Find every line below with the word "color" in it, and copy each one.

Dataset items:

:::

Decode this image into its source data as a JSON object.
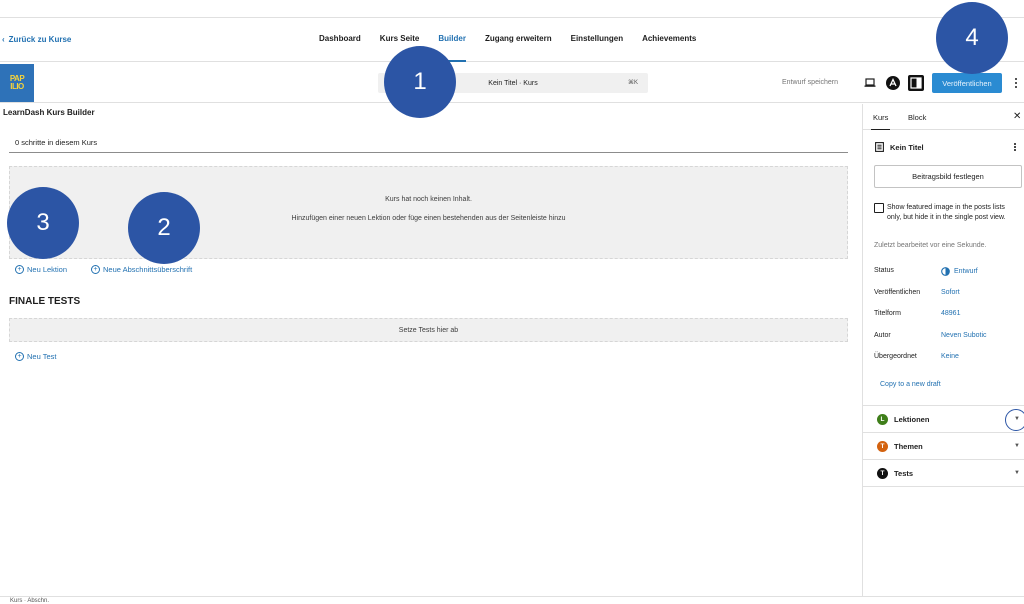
{
  "nav": {
    "back_label": "Zurück zu Kurse",
    "tabs": [
      {
        "label": "Dashboard"
      },
      {
        "label": "Kurs Seite"
      },
      {
        "label": "Builder",
        "active": true
      },
      {
        "label": "Zugang erweitern"
      },
      {
        "label": "Einstellungen"
      },
      {
        "label": "Achievements"
      }
    ]
  },
  "editor_bar": {
    "logo_line1": "PAP",
    "logo_line2": "ILIO",
    "command": "Kein Titel · Kurs",
    "command_shortcut": "⌘K",
    "save_draft": "Entwurf speichern",
    "publish": "Veröffentlichen"
  },
  "builder": {
    "title": "LearnDash Kurs Builder",
    "steps": "0 schritte in diesem Kurs",
    "empty_title": "Kurs hat noch keinen Inhalt.",
    "empty_hint": "Hinzufügen einer neuen Lektion oder füge einen bestehenden aus der Seitenleiste hinzu",
    "new_lesson": "Neu Lektion",
    "new_section": "Neue Abschnittsüberschrift",
    "final_tests": "FINALE TESTS",
    "tests_drop": "Setze Tests hier ab",
    "new_test": "Neu Test"
  },
  "badges": [
    "1",
    "2",
    "3",
    "4"
  ],
  "sidebar": {
    "tab_course": "Kurs",
    "tab_block": "Block",
    "post_title": "Kein Titel",
    "featured_button": "Beitragsbild festlegen",
    "featured_checkbox": "Show featured image in the posts lists only, but hide it in the single post view.",
    "last_edited": "Zuletzt bearbeitet vor eine Sekunde.",
    "meta": [
      {
        "label": "Status",
        "value": "Entwurf"
      },
      {
        "label": "Veröffentlichen",
        "value": "Sofort"
      },
      {
        "label": "Titelform",
        "value": "48961"
      },
      {
        "label": "Autor",
        "value": "Neven Subotic"
      },
      {
        "label": "Übergeordnet",
        "value": "Keine"
      }
    ],
    "copy_draft": "Copy to a new draft",
    "panels": [
      {
        "label": "Lektionen",
        "letter": "L",
        "color": "#3f7e1a"
      },
      {
        "label": "Themen",
        "letter": "T",
        "color": "#d3620f"
      },
      {
        "label": "Tests",
        "letter": "T",
        "color": "#111111"
      }
    ]
  },
  "footer": "Kurs · Abschn."
}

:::

- **THE COMPLETED TASK**:
        "color": "#3f7e1a"
        "color": "#d3620f"
        "color": "#111111"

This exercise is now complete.